You can help African grandmothers by supporting events in your community. Royal City Gogos is hosting Artisan Crafts for Africa on Friday November 4, 4pm to 8pm and Saturday November 5, 10am – 4pm at Unifor Hall, 326 Twelfth Street, New Westminster.
For more about Royal City Gogos head here. For the Lower Mainland group head here. And to learn more about the Grandmothers to Grandmothers Campaign see www.grandmotherscampaign.org.
A drug-addicted single mother of a 10-year-old girl trying and failing to hold her life together. A father of two, the sole breadwinner in the family, laid off from his job and desperate for work. Families like these struggle to scrape together money for groceries, let alone presents. As evidenced by the long lines at Metro Vancouver’s largest food bank here in New Westminster, many local families need help. They need you and me to step forward and offer it.

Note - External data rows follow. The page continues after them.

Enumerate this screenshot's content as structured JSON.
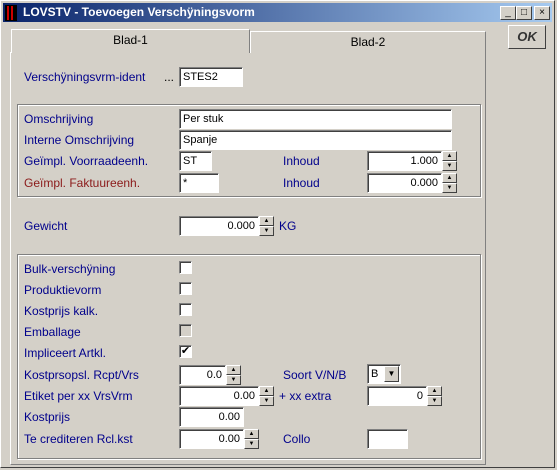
{
  "window": {
    "title": "LOVSTV - Toevoegen Verschÿningsvorm",
    "minimize": "_",
    "maximize": "□",
    "close": "×"
  },
  "ok_label": "OK",
  "tabs": [
    {
      "label": "Blad-1"
    },
    {
      "label": "Blad-2"
    }
  ],
  "ident": {
    "label": "Verschÿningsvrm-ident",
    "dots": "...",
    "value": "STES2"
  },
  "omschrijving": {
    "label": "Omschrijving",
    "value": "Per stuk"
  },
  "interne": {
    "label": "Interne Omschrijving",
    "value": "Spanje"
  },
  "voorraad": {
    "label": "Geïmpl. Voorraadeenh.",
    "value": "ST",
    "inhoud_label": "Inhoud",
    "inhoud_value": "1.000"
  },
  "faktuur": {
    "label": "Geïmpl. Faktuureenh.",
    "value": "*",
    "inhoud_label": "Inhoud",
    "inhoud_value": "0.000"
  },
  "gewicht": {
    "label": "Gewicht",
    "value": "0.000",
    "unit": "KG"
  },
  "checks": [
    {
      "label": "Bulk-verschÿning",
      "checked": false,
      "enabled": true
    },
    {
      "label": "Produktievorm",
      "checked": false,
      "enabled": true
    },
    {
      "label": "Kostprijs kalk.",
      "checked": false,
      "enabled": true
    },
    {
      "label": "Emballage",
      "checked": false,
      "enabled": false
    },
    {
      "label": "Impliceert Artkl.",
      "checked": true,
      "enabled": true
    }
  ],
  "kostprsopsl": {
    "label": "Kostprsopsl. Rcpt/Vrs",
    "value": "0.0"
  },
  "soort": {
    "label": "Soort V/N/B",
    "value": "B"
  },
  "etiket": {
    "label": "Etiket per xx VrsVrm",
    "value": "0.00",
    "extra_label": "+ xx extra",
    "extra_value": "0"
  },
  "kostprijs": {
    "label": "Kostprijs",
    "value": "0.00"
  },
  "crediteren": {
    "label": "Te crediteren Rcl.kst",
    "value": "0.00",
    "collo_label": "Collo",
    "collo_value": ""
  },
  "spin_up": "▲",
  "spin_down": "▼",
  "check_mark": "✔",
  "dropdown_arrow": "▼"
}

The families described above are real New Westminster families helped by the Adopt-A-Family program coordinated by Fraserside Community Services Society, which pairs low-income families with sponsors who step forward to give them a Christmas. Sponsors typically spend between $200-500 (depending on the size of the family) on groceries and toys for the kids. Unlike other programs, sponsors don’t just donate money but are paired with individual families and have the option to personally select the gifts and groceries for the families they adopt. The first 100 families to apply are guaranteed a spot in the program, and after that they go on a wait list. The more donors who step up to play Santa, the more families get helped.
The effects on the families is significant. The father who lost his job left their Christmas decorations up until February because seeing other families step forward to take care of them in their time of need made Christmas so wonderful that they didn’t want it to end. The drug-addicted mom didn’t say thank you to the family who helped her, but when she closed the door behind them, she sat on the stairs and cried, as she suddenly realized that these complete strangers were taking better care of her daughter than she had been able to do. Five years later, sober and employed, that woman joined Fraserside as a volunteer for the program. According to Fraserside program director Diane Cairns, many people who have been ‘adopted’ later return as sponsors or volunteers.
As I mentioned, the Adopt-A-Family program pairs donors with families based either on how much the donor wants to spend or the ages of the children they want to sponsor (many donors participate as a family and have their own children select the gifts for the kids they ‘adopt’). Fraserside asks donors to spend $150-200 on groceries for each family, plus $50-75 in toys and clothing for each child. Donors can be as hands-on as they wish: they can personally shop for and deliver gifts or give Fraserside money and let their volunteers make the purchases and delivery.
The adoptees are all low-income families living in New Westminster, and almost all are first-time participants in the program, as priority is given to new participants. Last year 134 local families (about 600 people) benefited from the program, and sponsors came from 17 different communities in the Lower Mainland. Donors are asked to deliver their gifts either to the families directly or to Fraserside to distribute on their behalf by December 18. If you’d like to participate, you can find information on the program and the application form online.
People struggle all year round of course, but at Christmastime it seems especially sad. I am not a Christian, but I find my own meaning in Christmas traditions and I am inspired by the Christmas story. Religious people have their own deep significance for the holiday of course, but I see it as a beacon of hope in cold, dark times. It is a reminder that even when your nose is ‘froze and you can’t see your own feet, you can trust that light and warmth will return to the world. If you’re looking for a way to offer a little hope to a family facing dark times, consider adopting a family in need this Christmas.